January 27, 2022


We were happy to welcome many new attendees to this week’s meeting.  What a joy to see new faces and meet people from many corners across our nation.  We even had a party crasher join us from a Council in California.

We were excited to also welcome David Andrews to our Think Tank this week.  He is a lifelong educator and coach and a very engaging speaker.  There are four main teaching tools and approaches that David uses and he was kind enough to give us an overview of all of them.

The first one he covered was 4-Mat – an approach developed by Bernice McCarthy.  This system “honours the learner” and believes that there are 4 main types of learners in any given population:

  • Type 1 – emotional, sensitive, intuitive and tend to be in caring professions;
  • Type 2 – person who likes information. They like to read and see it for themselves. They are very procedural and want to have the facts and figures and data and statistics;
  • Type 3 – 3 dimensional, structural, kinesthetic, experiential, embodied, hands on. They learn it by doing it; and
  • Type 4 – little more eccentric, they see the big picture and the relationship and connection between things. They are infinitely creative and quick thinkers.

In order to capture these learners, you need to engage them with the right questions that suit their Type. You can use the “cycle of learning” technique to do this.  Watch the link below to learn this method.  Ideally, as an educator or designer of instruction you want to honour the learner, so you must honour all 4 types of learners. Using this system, you can take any concept and break down any lesson with only four main questions and you will have created a curriculum.

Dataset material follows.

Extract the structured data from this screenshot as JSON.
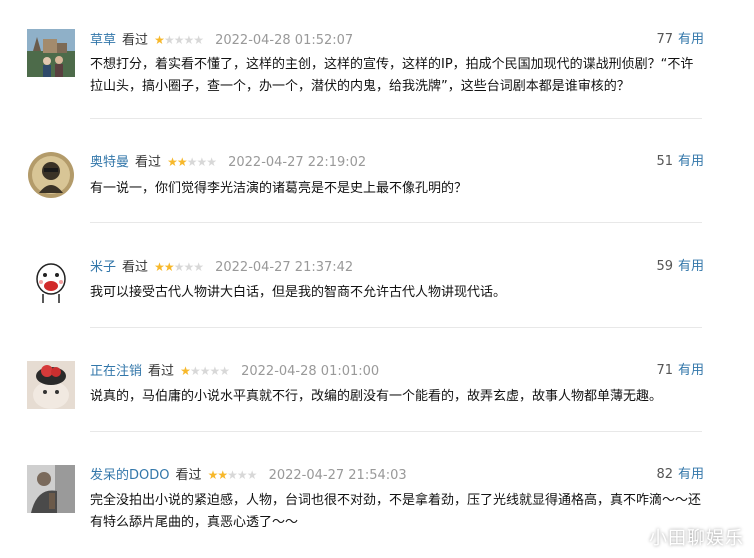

We next explored Garner’s Multiple Intelligence Theory that asserts that there are eight different types of intelligences and while people may have multiple areas that they are good in they usually especially excel in one.  These Intelligences are:

  • Linguistic-Verbal
  • Visual-Spatial
  • Interpersonal
  • Intrapersonal
  • Logical-Mathematical
  • Musical
  • Bodily-Kinesthetic
  • Naturalistic

David also covered Emotional Intelligence with us.  There are four basic human emotions.  While there are many variations and subtlety the four main emotions are: anger, sadness, fear and joy, each one very distinct physiologically. Emotions are very raw and real and also very human and we have them to protect and to guide us, but society has medicalized emotions.  If you’re feeling sad, you’re depressed and need medication.  If you’re fearful you have anxiety and need medication.  If you’re angry you need anger reduction therapy.  We’ve got to the point where people are terrified to have any emotions and so we do everything we can to avoid genuinely experiencing them.  He showed us a fantastic tool to help us identify and measure where we are in the range of emotions and a technique to help us to feel, process and regulate our emotions so that we can come back to a place of peace and joy.

Lastly, we looked at the fascinating topic of Spiritual Intelligence and the Virtues Project.  It recognizes that the existing public school system, which is only about 150 years old, really focuses on corporate capitalism and excessive individualism and has trained us to be worker bees. There is no reference to us a spiritual beings or to our possibilities. In the past, all the holy books and spiritual leaders were the teachers, and the “education” was based on parables.  For 4000 years parables were the vehicles of cultural and spiritual transformation and they asked “what’s the moral of the story?”.    This simple question creates an awareness of “virtues”: patience, kindness, loyalty, honesty, mercy, sincerity, forgiveness, truthfulness, etc.

Virtues can be learned, regardless of your race and colour, religion, your geographical location, and your education, or lack thereof.  Virtues really are the universal human characteristics and potentiality.  Sadly, public education is devoid of teaching spiritual intelligence, yet all virtues are so valuable in any family or relationship, any school, community or society. The Virtues Project identifies the means and strategies to bring the language of virtues back into the classroom, curriculum and activities and back into the home.

I encourage you to “like” and subscribe to our YouTube channel and take some time to watch this informative and inspiring discussion with David Andrews.

Click here to see our Education Think Tank zoom meeting with David Andrews:

Once again, thank you to all who attended.  It is always such a pleasure for me each week to meet the new people joining us for the first time and to see all those that make time each week to come back and take part in our Education Think Tank.  You are all truly blessings to me.


Til’ we meet again,


Norma Jean Maxwell

Life Force Canada

Education Think Tank Facilitator